The water went off too quickly, I thought, but Dad acted offended when I asked him if he had really cleaned up, and I gave him a break. It's a hard position for either of us to be in, with him standing there dripping wet in a towel and his daughter in front of him, demanding if he 'really' cleaned himself...

I showed him to his bedroom at the end of the hall, and pointed him to his clothing on the bed. He came out, mostly dressed, and I thought this isn't so bad...until I combed his hair, and realized it still had shampoo in it.

I should have washed it out in the sink, but I didn't want to freak him out and thought it might be easier to have him get back in the shower.
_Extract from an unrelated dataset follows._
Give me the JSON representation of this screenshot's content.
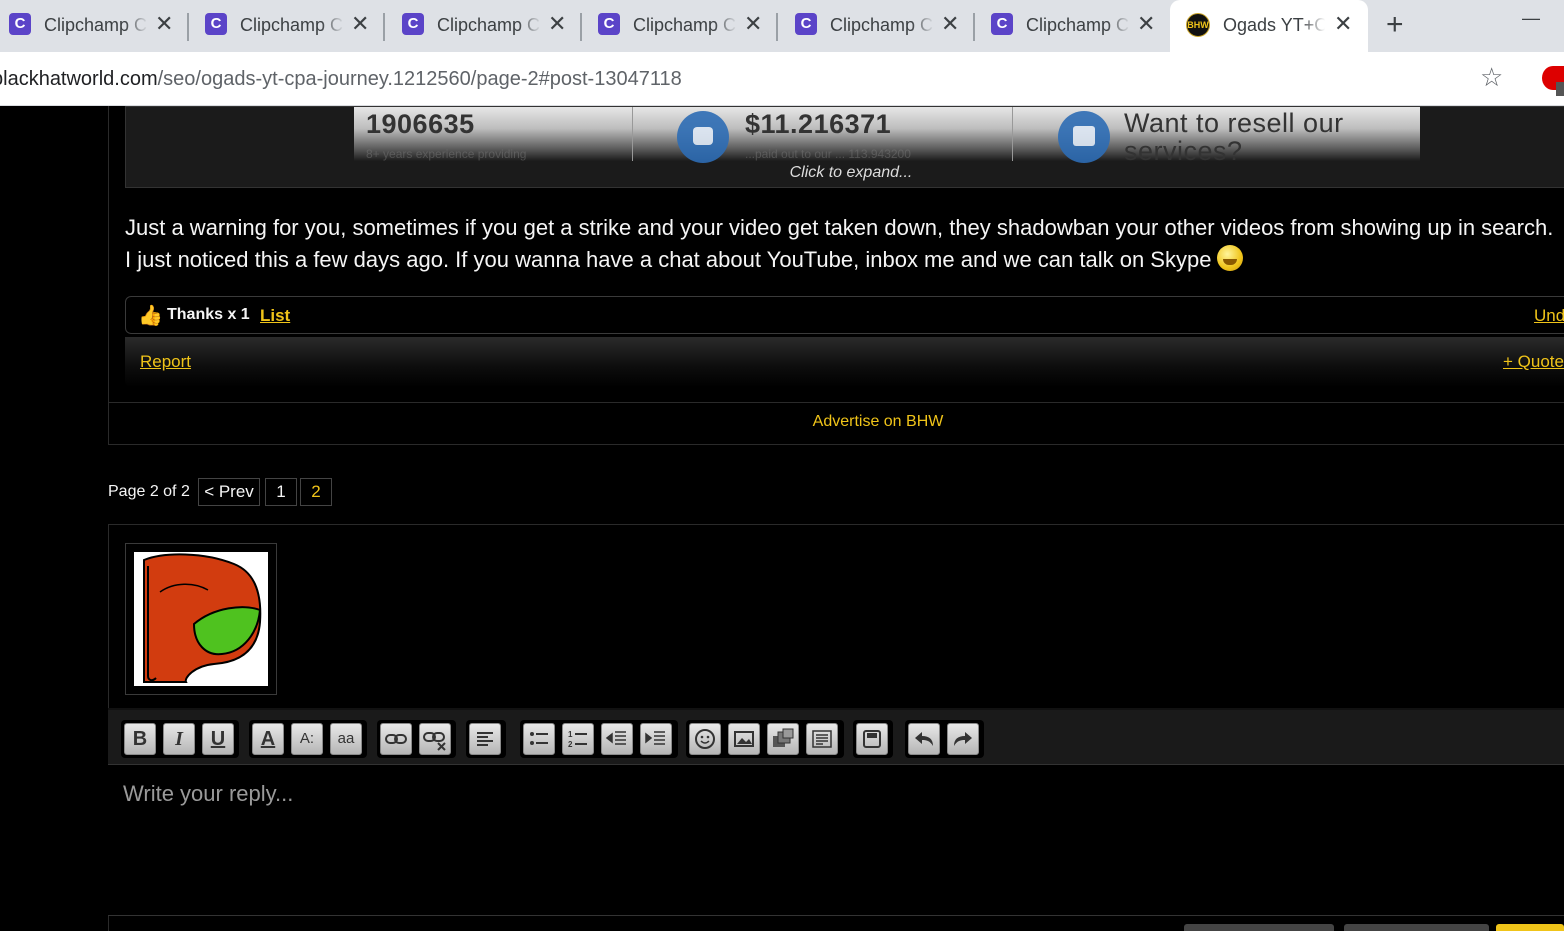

This proved to be stupid. By the end of the experience of getting back in the shower, getting out of the shower, and trying to get redressed, Dad was almost in tears and said to me that he never wanted to do this again. I felt horrible. Dad put his t-shirt on under his pants, and we had to rip it to get it back off. After struggling with this for a good five minutes, I went to brush his hair again.

I wanted to pound my head against the wall. Dad still had shampoo in his hair.

How could I have been so stupid as to not check this?

I ended up rinsing it out in the sink, which surprisingly, wasn't as bad as what I had just put us both through. I was frustrated at myself, but also, I felt frustrated with Dad for not being able to just do it. And realizing how stupid it was to get frustrated with someone who obviously was not doing this on purpose made me even more frustrated because I just felt like a Nazi!

In the evening, I took a shower, and as I was stepping out of the shower to towel dry, I realized I had left conditioner in my hair and I laughed. If I didn't laugh, I might have just cried.